contribution by Joseph Cottrell-Boyce
The role of St Paul’s Cathedral in the Occupy London saga, especially by the final weeks, can best be described as farcical.
While publicly making vague noises expressing regret that it had all come to this, Church authorities were quietly colluding with the Corporation of London. At the final hour they authorised police to forcibly remove protesters from the cathedral steps; outside the scope of the Corporation’s eviction order.
Earlier this month, the Bishop of Exeter Michael Langrish complained to the BBC that his Church was threatened by a secular agenda to “drive religion out of the public sphere”.
So why, when a public forum for discussing the most pressing social and economic issues of our time landed literally on its doorstep, did the Church decide it didn’t want to get involved?
Turn on the news and debates over the role of the Christianity in public life are being shaped by the Christian Institute and its gay bashing campaigns or figures such Tory MP Mark Pritchard bemoaning “Christianophobia” at the hands of the “politically correct brigade”.
It’s an ugly picture; a bunch of conservative nasties fighting for the right to be bigoted.
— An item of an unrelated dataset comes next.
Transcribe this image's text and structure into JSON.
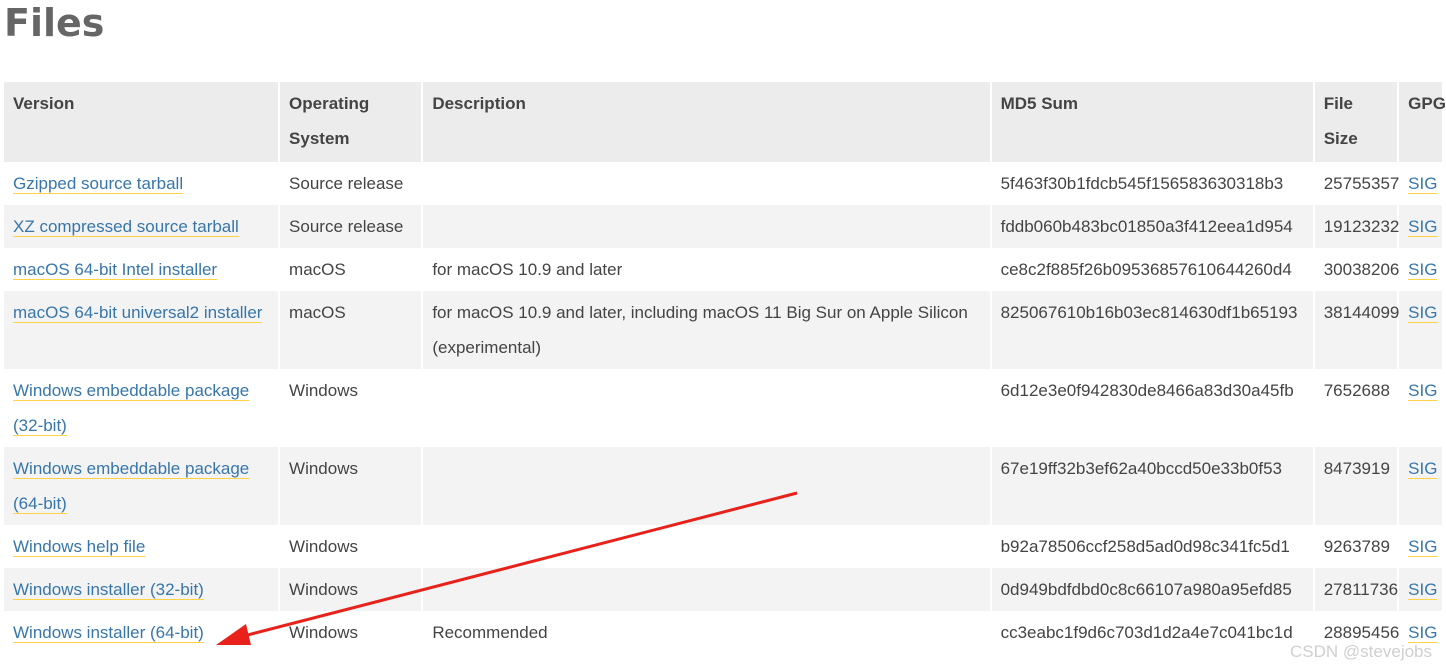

But I don’t believe it’s a representative picture.
There are scores of Christians of all denominations tirelessly working for social justice, some of whom were themselves part of the Occupy presence at St Paul’s.
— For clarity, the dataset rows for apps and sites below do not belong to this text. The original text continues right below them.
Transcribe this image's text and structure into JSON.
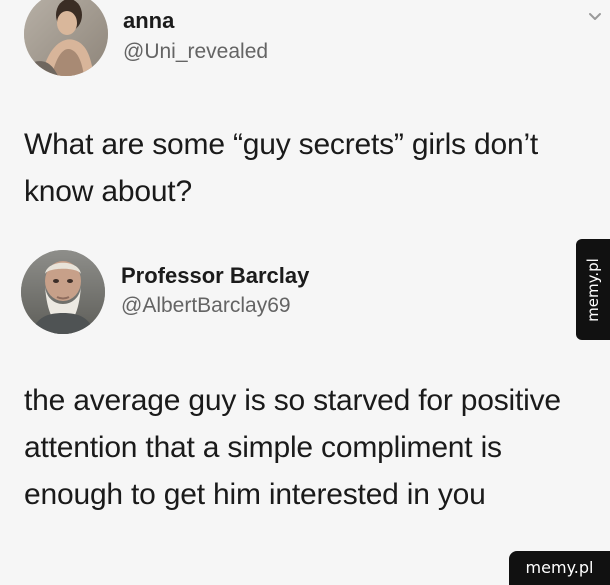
{
  "tweets": [
    {
      "author_name": "anna",
      "author_handle": "@Uni_revealed",
      "text": "What are some “guy secrets” girls don’t know about?"
    },
    {
      "author_name": "Professor Barclay",
      "author_handle": "@AlbertBarclay69",
      "text": "the average guy is so starved for positive attention that a simple compliment is enough to get him interested in you"
    }
  ],
  "watermarks": {
    "side": "memy.pl",
    "corner": "memy.pl"
  },
  "icons": {
    "top_right": "chevron-down-icon"
  }
}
The leader of the Church of England, Dr Rowan Williams, is himself a man who’s record is hard to fault: he was arrested at 1980′s CND demos, publically opposed the Iraq war, said future interventions in Iran or Syria would be “criminal, ignorant and potentially murderous folly”, condemned the “radical, long-term policies for which no-one voted” of the government, and expressed concern over the “quiet resurgence of the seductive language of ‘deserving’ and ‘undeserving’ poor”.
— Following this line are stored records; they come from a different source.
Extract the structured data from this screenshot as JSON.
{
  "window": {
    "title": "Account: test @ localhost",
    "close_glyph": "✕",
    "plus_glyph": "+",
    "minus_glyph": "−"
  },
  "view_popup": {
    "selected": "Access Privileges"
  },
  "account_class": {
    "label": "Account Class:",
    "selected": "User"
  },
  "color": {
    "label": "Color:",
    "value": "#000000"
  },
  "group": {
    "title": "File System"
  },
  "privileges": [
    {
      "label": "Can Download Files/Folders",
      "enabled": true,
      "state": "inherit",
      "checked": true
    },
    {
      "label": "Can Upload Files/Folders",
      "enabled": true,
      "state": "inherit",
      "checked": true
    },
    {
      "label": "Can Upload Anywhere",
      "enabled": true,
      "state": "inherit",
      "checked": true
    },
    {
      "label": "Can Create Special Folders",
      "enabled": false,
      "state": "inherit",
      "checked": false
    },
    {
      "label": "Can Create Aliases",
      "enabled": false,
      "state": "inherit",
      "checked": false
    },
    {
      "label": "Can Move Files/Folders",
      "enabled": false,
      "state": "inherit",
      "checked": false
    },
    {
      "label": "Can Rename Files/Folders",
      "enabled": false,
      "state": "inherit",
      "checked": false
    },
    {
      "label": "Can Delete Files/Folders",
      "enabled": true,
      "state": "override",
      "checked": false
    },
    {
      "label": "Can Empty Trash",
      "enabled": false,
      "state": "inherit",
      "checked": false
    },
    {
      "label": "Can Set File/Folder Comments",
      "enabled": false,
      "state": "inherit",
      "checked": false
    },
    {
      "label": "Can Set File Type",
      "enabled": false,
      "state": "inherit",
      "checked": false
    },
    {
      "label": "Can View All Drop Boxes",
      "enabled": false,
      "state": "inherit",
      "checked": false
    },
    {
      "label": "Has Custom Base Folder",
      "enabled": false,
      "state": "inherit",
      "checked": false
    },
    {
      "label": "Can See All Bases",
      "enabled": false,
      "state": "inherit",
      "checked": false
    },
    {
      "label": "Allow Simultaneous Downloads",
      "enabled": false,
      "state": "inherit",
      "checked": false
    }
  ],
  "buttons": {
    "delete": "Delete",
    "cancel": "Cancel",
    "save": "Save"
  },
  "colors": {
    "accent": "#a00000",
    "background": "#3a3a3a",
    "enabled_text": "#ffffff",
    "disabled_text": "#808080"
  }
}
He’s right on. But his Church’s stance is flaky and confused.
If the Church of England wants a place in public life then it has to earn it. It has to be relevant. In matters of social and economic justice its leadership will have to go beyond making nice statements and start using their considerable resources and influence to fight for the most marginalised in society and against corporate greed and spiralling inequality.
They need to get their hands dirty.
The Church recognises Martin Luther King and Oscar Romero amongst its 20th century martyrs. If it wishes to stay relevant in the modern world it would do well to follow in their footsteps and adopt a coherent and uncompromising line on social justice.
Failing to do this would pose a far greater threat to its survival than the forces of ‘aggressive secularism’ or ‘Christianophobia’.
Joe Cottrell-Boyce is a Policy Officer at the Irish Chaplaincy in Britain’s Traveller’s Project
* A promise from Occupy London: this is only the beginning
Information Release, Occupy London
* Occupy London protesters accuse St Paul's of betrayal
James Ball and Ben Quinn, The Guardian